To write a better book! I’ve just finished my latest one, Don’t You Forget About Me which is out in the summer, and now I’m turning my attentions to a series. Writing a series has always been an ambition of mine, and after nine books, I think it’s time to have a go. I also want to see one of my novels on the big screen. I recently sold the film rights to You’re The One That I Don’t Want, and I’ve been working on the adaption with a screenwriter, so I’m hoping that dream will be realised in the not-too-distant future…
I get a lot of emails to website (www.alexandrapotter.com) asking for advice on how to get a novel published. And I say the same thing over and over: If I can do it, so you can you. But you have to really REALLY want it.
I love being a writer, but it’s not all about book launches and bestseller lists and glossy interviews. Writing isn’t glamorous. In fact most of the time it can be deeply frustrating, lonely, terrifying and long… very, very long. A book takes me eighteen months from start to finish and a lot of that time is spent battling writer’s book and thinking it’s all a big mistake and is anyone ever going to read this!
So you have to be determined. You have to keep putting in the hours, even when you only have one deleted sentence at the end of a weekend you’d devoted to writing a whole chapter. You have to believe you can do it, even when that inner critical voice of yours is yelling, ‘Give up! It’s rubbish’.
And you just have to keep writing. Day in, day out. Like you’re running a marathon. A few words. A line. A whole paragraph. Until one day you will finally reach the finishing line, and you will look up from your computer screen and realise that all those words have made a novel. And the pain will all have been worth it. Trust me. There is no feeling in the world like it.
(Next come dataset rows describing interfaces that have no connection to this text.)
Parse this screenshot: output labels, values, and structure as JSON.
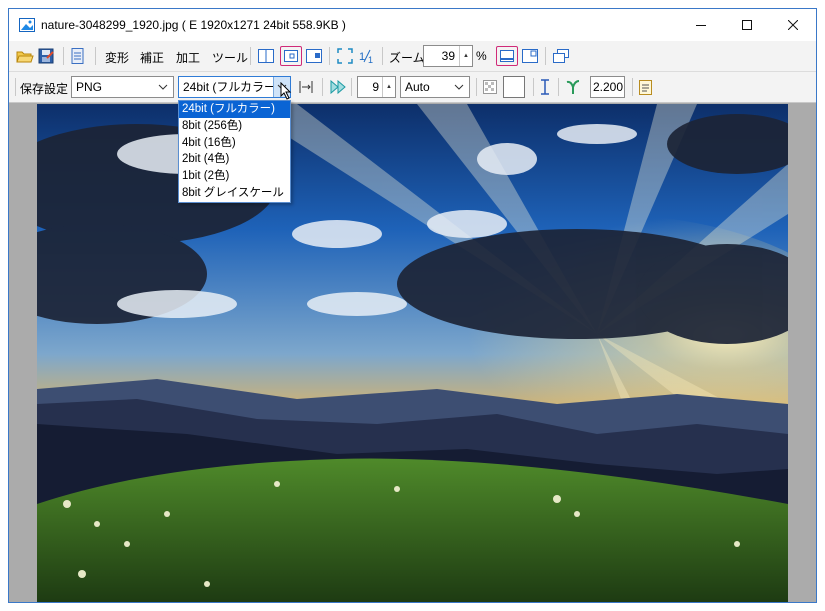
{
  "title": "nature-3048299_1920.jpg  ( E  1920x1271  24bit  558.9KB )",
  "menus": [
    "変形",
    "補正",
    "加工",
    "ツール"
  ],
  "zoom": {
    "label": "ズーム:",
    "value": "39",
    "unit": "%"
  },
  "save": {
    "label": "保存設定",
    "format": "PNG",
    "depth": "24bit (フルカラー)",
    "depth_options": [
      "24bit (フルカラー)",
      "8bit (256色)",
      "4bit (16色)",
      "2bit (4色)",
      "1bit (2色)",
      "8bit グレイスケール"
    ],
    "compress": "9",
    "mode": "Auto",
    "gamma": "2.200"
  },
  "icons": [
    "open-folder-icon",
    "save-icon",
    "document-icon",
    "layout-icon",
    "fit-icon",
    "sidebar-icon",
    "fullscreen-icon",
    "one-to-one-icon",
    "minimize-window-icon",
    "maximize-window-icon",
    "close-window-icon"
  ]
}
Just don’t give up.
Alexandra, thank you for playing.
About the Contributor
While still in his twenties, John Purcell opened a second-hand bookshop in Mosman, Sydney, in which he sat for ten years reading, ranting and writing. Since then he has written, under a pseudonym, a series of very successful novels, interviewed hundreds of writers about their work, appeared at writers’ festivals, on TV (most bizarrely in comedian Luke McGregor’s documentary Luke Warm Sex) and has been featured in prominent newspapers and magazines. Now, as the Director of Books at booktopia.com.au, Australia’s largest online bookseller, he supports Australian writing in all its forms. He lives in Sydney with his wife, two children, three dogs, five cats, unnumbered gold fish and his overlarge book collection. His novel, The Girl on the Page, will be published by HarperCollins Australia in October, 2018.